The seeds we grow can go to two different uses that depends on the year and market. First, the seeds can go towards birdseed or they can be crushed for oil. In both instances, we contract transportation for our seeds so they are picked up from our farm and usually travel east towards Fargo. If our sunflower seeds are for oil, they will end up at ADM in Enderlin outside Fargo to be crushed.

Sunflower Harvest 2014-10We grow NuSun varieties on our farm. NuSun is a specific type of oil known as a mid-oleic oil. NuSun oil is most notably used in Frito-Lay’s Sun Chips. NuSun oil is lower in saturated fat than other sunflower oils and it doesn’t need hydrogenation which eliminates trans fat. Besides NuSun oil, there are two other types of sunflower oil available: linoleic and high oleic. All sunflower oils are touted for their light taste, frying performance, and health benefits compared to other oils.

Screen Shot 2014-11-07 at 10.54.37 AMSunflower oil can be found in a variety of products from food to beauty products. In the food industry, often times sunflower oil is used as a frying oil. In cosmetic applications, sunflower oil is used as an emollient or moisturizer. One of my favorite lip balms, Burts Bees, contains sunflower oil.

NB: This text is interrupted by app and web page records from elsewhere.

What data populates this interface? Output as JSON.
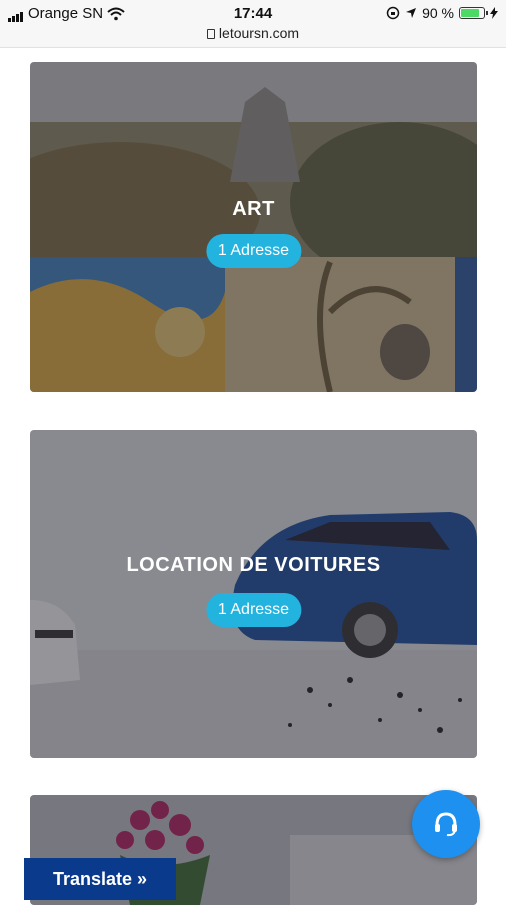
{
  "status": {
    "carrier": "Orange SN",
    "time": "17:44",
    "battery": "90 %",
    "battery_level": 0.9,
    "url": "letoursn.com"
  },
  "cards": [
    {
      "title": "ART",
      "badge": "1 Adresse"
    },
    {
      "title": "LOCATION DE VOITURES",
      "badge": "1 Adresse"
    },
    {
      "title": "",
      "badge": ""
    }
  ],
  "translate": {
    "label": "Translate »"
  },
  "colors": {
    "accent": "#23b3df",
    "fab": "#1e90f0",
    "translate_bg": "#0a3a8c"
  },
  "icons": {
    "fab": "headset-icon"
  }
}
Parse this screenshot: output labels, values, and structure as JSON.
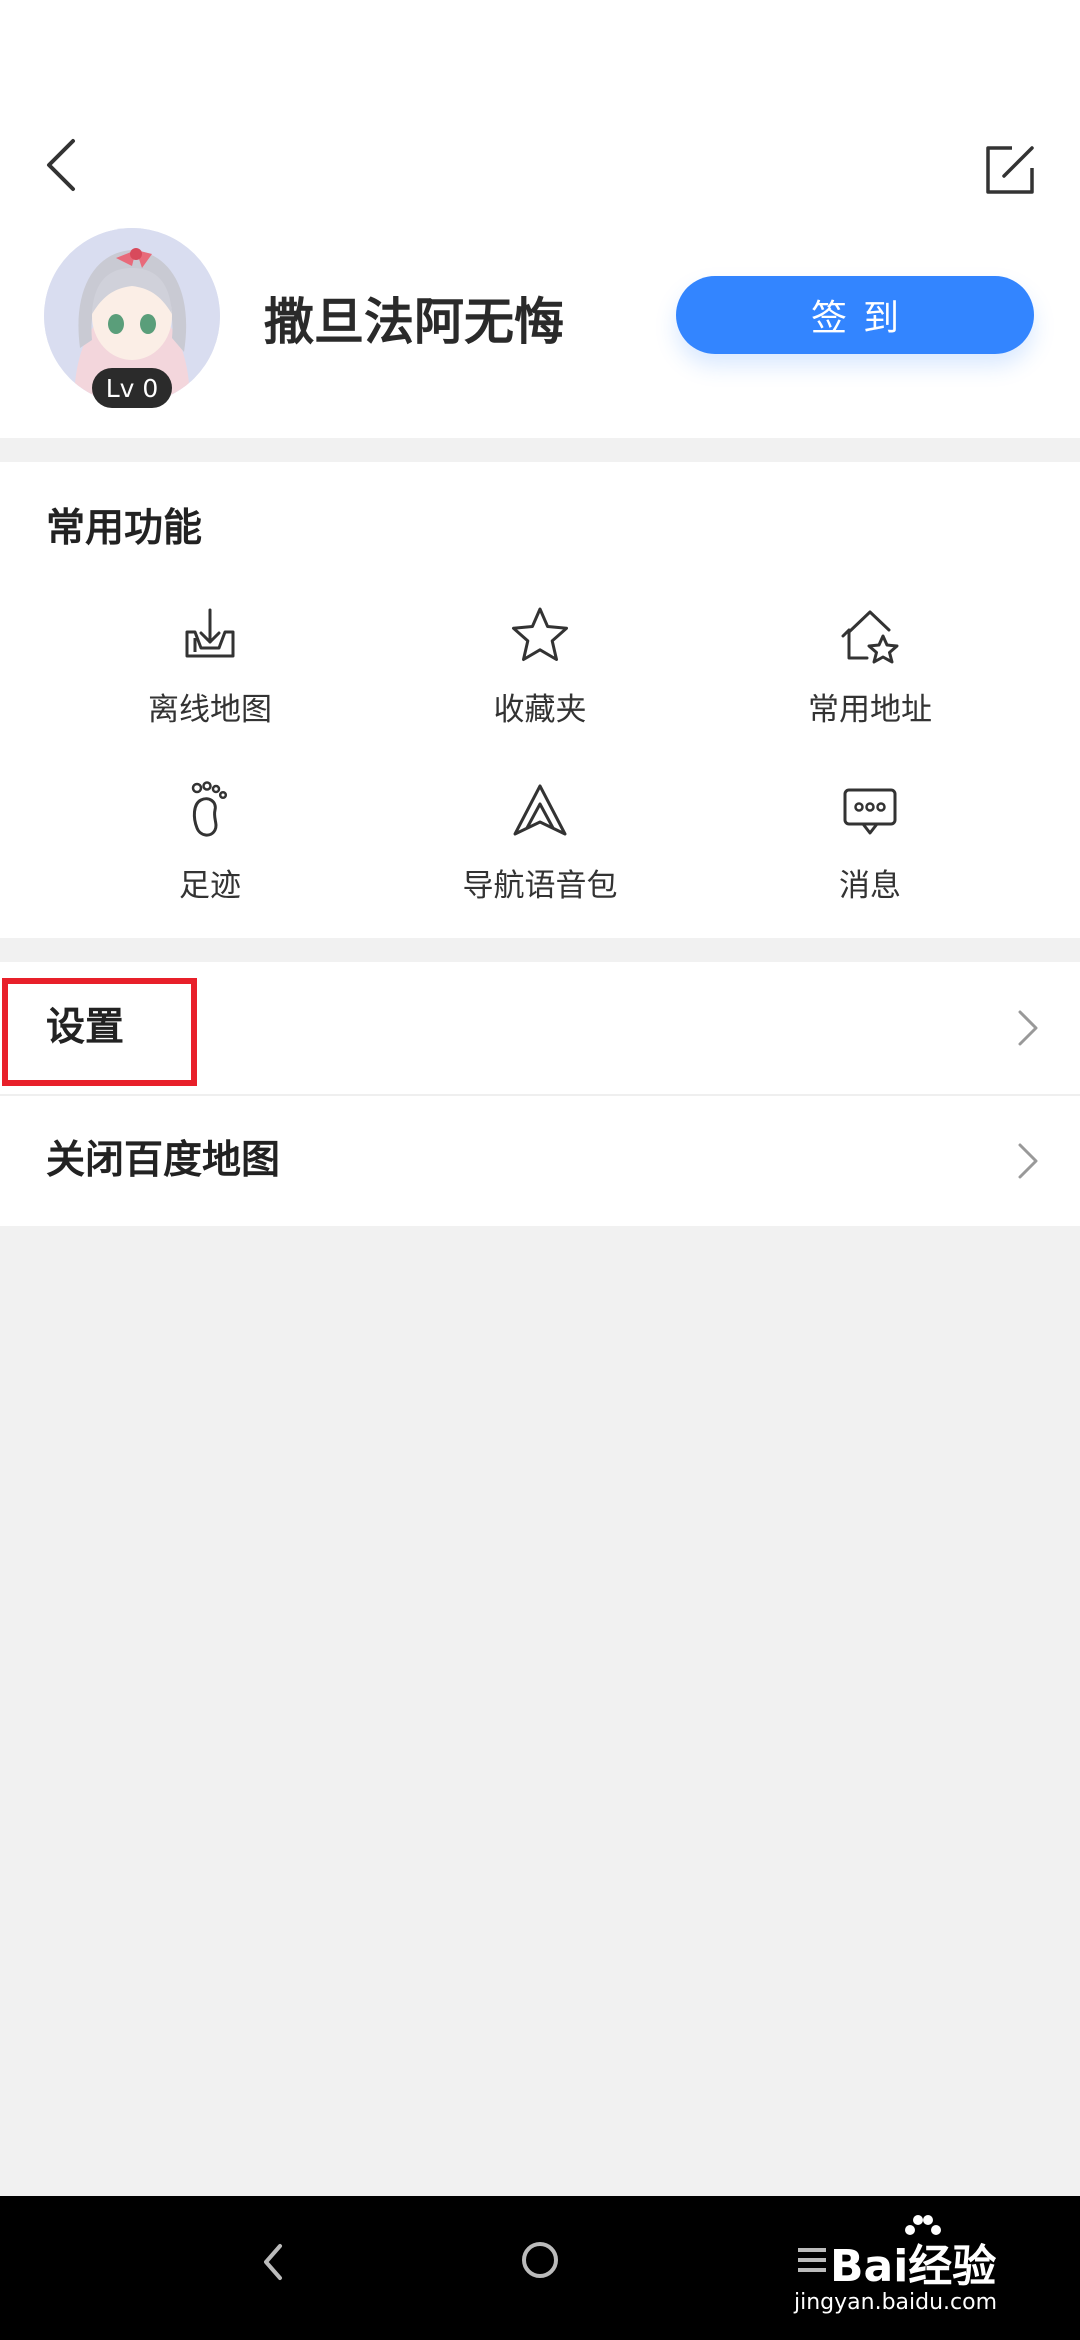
{
  "header": {
    "user_name": "撒旦法阿无悔",
    "level_badge": "Lv 0",
    "signin_label": "签到",
    "back_icon": "back-arrow-icon",
    "edit_icon": "edit-icon"
  },
  "common_functions": {
    "title": "常用功能",
    "items": [
      {
        "label": "离线地图",
        "icon": "offline-map-download-icon"
      },
      {
        "label": "收藏夹",
        "icon": "star-icon"
      },
      {
        "label": "常用地址",
        "icon": "home-star-icon"
      },
      {
        "label": "足迹",
        "icon": "footprint-icon"
      },
      {
        "label": "导航语音包",
        "icon": "navigation-arrow-icon"
      },
      {
        "label": "消息",
        "icon": "message-icon"
      }
    ]
  },
  "menu": {
    "items": [
      {
        "label": "设置",
        "highlighted": true
      },
      {
        "label": "关闭百度地图"
      }
    ]
  },
  "watermark": {
    "logo_text": "Bai经验",
    "url": "jingyan.baidu.com"
  },
  "colors": {
    "accent": "#3385ff",
    "highlight": "#e8202a",
    "background": "#f1f1f1"
  }
}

To see out our combine in action harvest sunflowers, check out the video below!

 

For more information on sunflower farming, you can visit the Sunflower Q&A Part 1 and Part 2 over on my blog Prairie Californian.
Originally published on Ask The Farmers.
-Jenny Rohrich